Apricot Wine Recipe
STEP 1 INGREDIENTS
- 15 lbs apricots
- 5 gallons of water
- 8 lbs white granulated sugar
- 1 level teaspoon yeast energizer
- 6 level teaspoons acid blend
- 2 level teaspoons grape tannin
- 1 level teaspoon pectic enzyme
- 5 Campden tablets
STEP 2 INGREDIENTS
- 3 lbs white granulated sugar
- 2 teaspoons of acid blend
STEP 3 INGREDIENTS
- 1 pkt of Epernay wine yeast or any good yeast of your choice.
STEP 5 INGREDIENTS
- 5 Campden tablets
STEP 7 INGREDIENTS
- 1-4 cups granulated sugar
- 2 tsp. potassium sorbate
- 3 Campden tablets
1. Use only ripe fruit. Remove the stones and discard any rotten fruit. Crush the fruit, finely chop the fruit or run it through a food processor (do not process into a fine pulp). Put all step 1 ingredients in an open fermenter and stir well.

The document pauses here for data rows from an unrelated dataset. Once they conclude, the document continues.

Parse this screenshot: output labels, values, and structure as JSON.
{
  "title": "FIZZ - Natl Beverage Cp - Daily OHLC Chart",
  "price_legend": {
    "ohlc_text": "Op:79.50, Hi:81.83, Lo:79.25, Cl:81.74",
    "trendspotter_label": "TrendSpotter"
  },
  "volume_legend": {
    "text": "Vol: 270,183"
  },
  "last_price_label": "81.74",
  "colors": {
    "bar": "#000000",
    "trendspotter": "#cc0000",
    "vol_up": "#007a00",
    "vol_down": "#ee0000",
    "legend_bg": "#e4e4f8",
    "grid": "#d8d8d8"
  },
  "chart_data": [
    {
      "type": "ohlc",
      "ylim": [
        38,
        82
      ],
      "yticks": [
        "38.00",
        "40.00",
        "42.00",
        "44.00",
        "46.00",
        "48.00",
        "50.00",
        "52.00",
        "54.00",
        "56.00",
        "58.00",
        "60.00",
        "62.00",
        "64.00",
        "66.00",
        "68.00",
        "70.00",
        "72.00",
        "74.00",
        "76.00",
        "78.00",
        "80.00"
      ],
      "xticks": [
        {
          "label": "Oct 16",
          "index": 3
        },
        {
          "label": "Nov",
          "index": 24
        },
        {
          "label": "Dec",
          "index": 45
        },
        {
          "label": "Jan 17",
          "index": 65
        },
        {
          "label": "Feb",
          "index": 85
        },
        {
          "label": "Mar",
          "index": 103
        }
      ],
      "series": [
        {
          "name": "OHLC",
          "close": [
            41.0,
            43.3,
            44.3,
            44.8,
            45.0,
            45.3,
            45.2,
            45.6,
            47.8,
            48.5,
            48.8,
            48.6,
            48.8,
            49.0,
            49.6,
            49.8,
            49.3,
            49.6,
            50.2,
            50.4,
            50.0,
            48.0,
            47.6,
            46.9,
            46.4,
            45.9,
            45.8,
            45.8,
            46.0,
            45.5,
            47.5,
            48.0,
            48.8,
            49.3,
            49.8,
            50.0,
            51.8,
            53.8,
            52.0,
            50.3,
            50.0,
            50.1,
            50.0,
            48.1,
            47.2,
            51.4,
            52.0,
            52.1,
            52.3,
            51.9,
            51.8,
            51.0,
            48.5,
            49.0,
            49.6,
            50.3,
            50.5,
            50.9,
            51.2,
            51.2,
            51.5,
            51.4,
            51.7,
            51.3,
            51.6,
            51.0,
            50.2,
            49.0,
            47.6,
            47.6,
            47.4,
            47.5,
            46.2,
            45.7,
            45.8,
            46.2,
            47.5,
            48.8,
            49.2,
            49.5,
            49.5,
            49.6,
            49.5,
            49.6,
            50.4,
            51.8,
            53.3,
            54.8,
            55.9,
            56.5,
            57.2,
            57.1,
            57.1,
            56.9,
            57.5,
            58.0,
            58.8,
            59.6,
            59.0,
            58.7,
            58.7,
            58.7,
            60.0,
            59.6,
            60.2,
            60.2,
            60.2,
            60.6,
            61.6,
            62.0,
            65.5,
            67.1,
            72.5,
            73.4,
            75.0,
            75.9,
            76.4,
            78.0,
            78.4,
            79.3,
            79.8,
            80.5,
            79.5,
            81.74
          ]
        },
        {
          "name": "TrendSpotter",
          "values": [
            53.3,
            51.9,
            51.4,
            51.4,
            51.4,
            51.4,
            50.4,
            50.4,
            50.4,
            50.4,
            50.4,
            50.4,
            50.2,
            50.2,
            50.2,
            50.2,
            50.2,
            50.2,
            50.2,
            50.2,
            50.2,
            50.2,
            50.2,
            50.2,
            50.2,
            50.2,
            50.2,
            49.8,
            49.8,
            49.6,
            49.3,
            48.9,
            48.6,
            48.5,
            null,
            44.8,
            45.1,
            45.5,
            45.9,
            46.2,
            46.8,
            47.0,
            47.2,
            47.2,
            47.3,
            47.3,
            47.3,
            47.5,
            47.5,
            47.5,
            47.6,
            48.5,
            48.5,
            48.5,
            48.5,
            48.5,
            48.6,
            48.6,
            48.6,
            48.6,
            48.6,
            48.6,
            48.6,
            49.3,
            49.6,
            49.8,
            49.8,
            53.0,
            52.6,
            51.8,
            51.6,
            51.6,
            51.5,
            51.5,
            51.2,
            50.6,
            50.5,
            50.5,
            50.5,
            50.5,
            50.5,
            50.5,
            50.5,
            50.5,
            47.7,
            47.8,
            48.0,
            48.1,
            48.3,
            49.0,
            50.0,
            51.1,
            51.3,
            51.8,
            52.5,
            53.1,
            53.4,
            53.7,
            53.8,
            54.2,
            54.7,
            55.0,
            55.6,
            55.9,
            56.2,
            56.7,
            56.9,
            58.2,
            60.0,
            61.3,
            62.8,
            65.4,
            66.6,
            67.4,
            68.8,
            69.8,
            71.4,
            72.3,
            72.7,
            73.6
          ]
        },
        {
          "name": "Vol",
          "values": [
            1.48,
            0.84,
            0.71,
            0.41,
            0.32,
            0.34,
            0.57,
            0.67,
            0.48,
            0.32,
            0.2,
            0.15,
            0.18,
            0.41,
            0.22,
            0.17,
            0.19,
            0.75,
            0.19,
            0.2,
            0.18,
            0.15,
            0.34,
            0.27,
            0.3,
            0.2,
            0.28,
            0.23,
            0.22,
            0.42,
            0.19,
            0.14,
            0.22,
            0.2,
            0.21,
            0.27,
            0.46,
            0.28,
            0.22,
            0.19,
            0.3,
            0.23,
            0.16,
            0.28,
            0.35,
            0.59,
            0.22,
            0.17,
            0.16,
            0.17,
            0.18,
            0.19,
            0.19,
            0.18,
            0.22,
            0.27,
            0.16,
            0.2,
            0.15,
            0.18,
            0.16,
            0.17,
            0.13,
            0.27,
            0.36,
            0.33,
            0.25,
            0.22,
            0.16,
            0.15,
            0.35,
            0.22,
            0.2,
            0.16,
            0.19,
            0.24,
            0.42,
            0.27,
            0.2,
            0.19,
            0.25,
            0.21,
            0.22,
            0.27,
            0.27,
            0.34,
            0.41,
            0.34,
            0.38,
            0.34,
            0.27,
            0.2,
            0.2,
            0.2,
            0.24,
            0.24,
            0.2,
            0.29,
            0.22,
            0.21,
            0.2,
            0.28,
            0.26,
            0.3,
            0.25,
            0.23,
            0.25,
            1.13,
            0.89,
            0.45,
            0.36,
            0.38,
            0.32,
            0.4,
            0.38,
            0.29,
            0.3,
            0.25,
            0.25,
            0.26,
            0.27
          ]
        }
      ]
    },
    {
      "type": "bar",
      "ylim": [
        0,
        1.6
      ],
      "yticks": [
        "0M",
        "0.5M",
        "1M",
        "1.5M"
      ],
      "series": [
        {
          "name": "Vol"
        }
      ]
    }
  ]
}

2. Use a hydrometer and adjust the sugar to 22 Brix by adding sugar in small quantities and stirring well. Use an acid test kit and adjust the acid to 0.65 percent by adding small quantities of acid crystals and stirring well. If a hydrometer or an acid test kit is not available, use the amounts shown in steps 1 and 2, but the quality of the wine will suffer.
3. Open the packet of dry yeast and sprinkle it on top of the must. Cover the fermenter, in 20 to 40 hours fermentation should start (bubbles form around the edge of the container).
4. Stir the must and measure the Brix each day.
5. When the hydrometer reads 12 to 14-Brix, strain out and discard the solids and siphon the liquid into a closed fermenter. Attach a fermentation lock filled half full of plain water. Always keep the container full of wine and always keep the fermentation lock half full of clean water.
6. After three weeks, rack the wine into a clean, closed container and add 5 crushed Campden tablets.
7. After three months the wine should be clear. If it is not clear, fine with Sparkolloid and rack three weeks after adding the Sparkolloid.
8. In a month or so, when the wine is clear and stable, add 3 Campden tablets. Add the sweetening sugar (to taste) and 2 level teaspoons (5 grams) of fresh potassium sorbate. Finally, bottle the wine.
From a book The Home Wine Makers Manual by Lum Eisenman